---------- DATA RECORDS ----------

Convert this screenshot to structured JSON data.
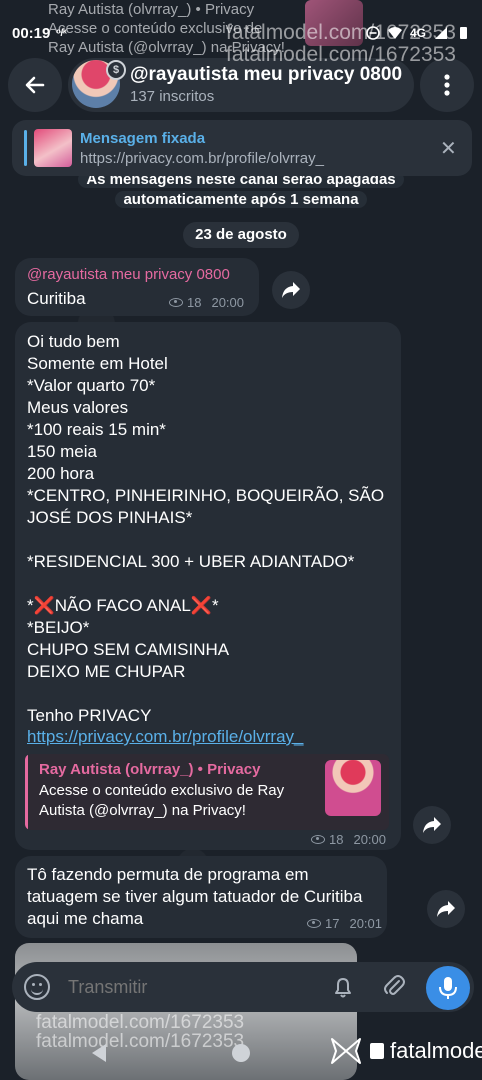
{
  "status_bar": {
    "time": "00:19",
    "network": "4G",
    "indicator": "ᵒ/ᵏ"
  },
  "notification_ghost": {
    "line1": "Ray Autista (olvrray_) • Privacy",
    "line2": "Acesse o conteúdo exclusivo de",
    "line3": "Ray Autista (@olvrray_) na Privacy!"
  },
  "watermark": {
    "top_line1": "fatalmodel.com/1672353",
    "top_line2": "fatalmodel.com/1672353",
    "bottom_line1": "fatalmodel.com/1672353",
    "bottom_line2": "fatalmodel.com/1672353",
    "brand": "fatalmodel"
  },
  "header": {
    "back_icon": "arrow-left-icon",
    "title": "@rayautista meu privacy 0800",
    "subtitle": "137 inscritos",
    "menu_icon": "more-vert-icon"
  },
  "pinned": {
    "label": "Mensagem fixada",
    "text": "https://privacy.com.br/profile/olvrray_",
    "close_icon": "close-icon"
  },
  "service_message": {
    "line1": "As mensagens neste canal serão apagadas",
    "line2": "automaticamente após 1 semana"
  },
  "date_separator": "23 de agosto",
  "messages": [
    {
      "author": "@rayautista meu privacy 0800",
      "text": "Curitiba",
      "views": "18",
      "time": "20:00"
    },
    {
      "text": "Oi tudo bem\nSomente em Hotel\n*Valor quarto 70*\nMeus valores\n*100 reais 15 min*\n150 meia\n200 hora\n*CENTRO, PINHEIRINHO, BOQUEIRÃO, SÃO JOSÉ DOS PINHAIS*\n\n*RESIDENCIAL 300 + UBER ADIANTADO*\n\n*❌NÃO FACO ANAL❌*\n              *BEIJO*\nCHUPO SEM CAMISINHA\n    DEIXO ME CHUPAR\n\nTenho PRIVACY",
      "link": "https://privacy.com.br/profile/olvrray_",
      "preview": {
        "title": "Ray Autista (olvrray_) • Privacy",
        "description": "Acesse o conteúdo exclusivo de Ray Autista (@olvrray_) na Privacy!"
      },
      "views": "18",
      "time": "20:00"
    },
    {
      "text": "Tô fazendo permuta de programa em tatuagem se tiver algum tatuador de Curitiba aqui me chama",
      "views": "17",
      "time": "20:01"
    }
  ],
  "composer": {
    "placeholder": "Transmitir",
    "emoji_icon": "emoji-icon",
    "bell_icon": "bell-icon",
    "attach_icon": "paperclip-icon",
    "mic_icon": "microphone-icon"
  },
  "colors": {
    "accent": "#3a8ee6",
    "author": "#e56aa0",
    "link": "#5ab0e8",
    "bubble": "#262d36"
  }
}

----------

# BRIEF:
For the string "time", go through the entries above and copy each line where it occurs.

# OUTPUT FOR THIS EXERCISE:
    "time": "00:19",
      "time": "20:00"
      "time": "20:00"
      "time": "20:01"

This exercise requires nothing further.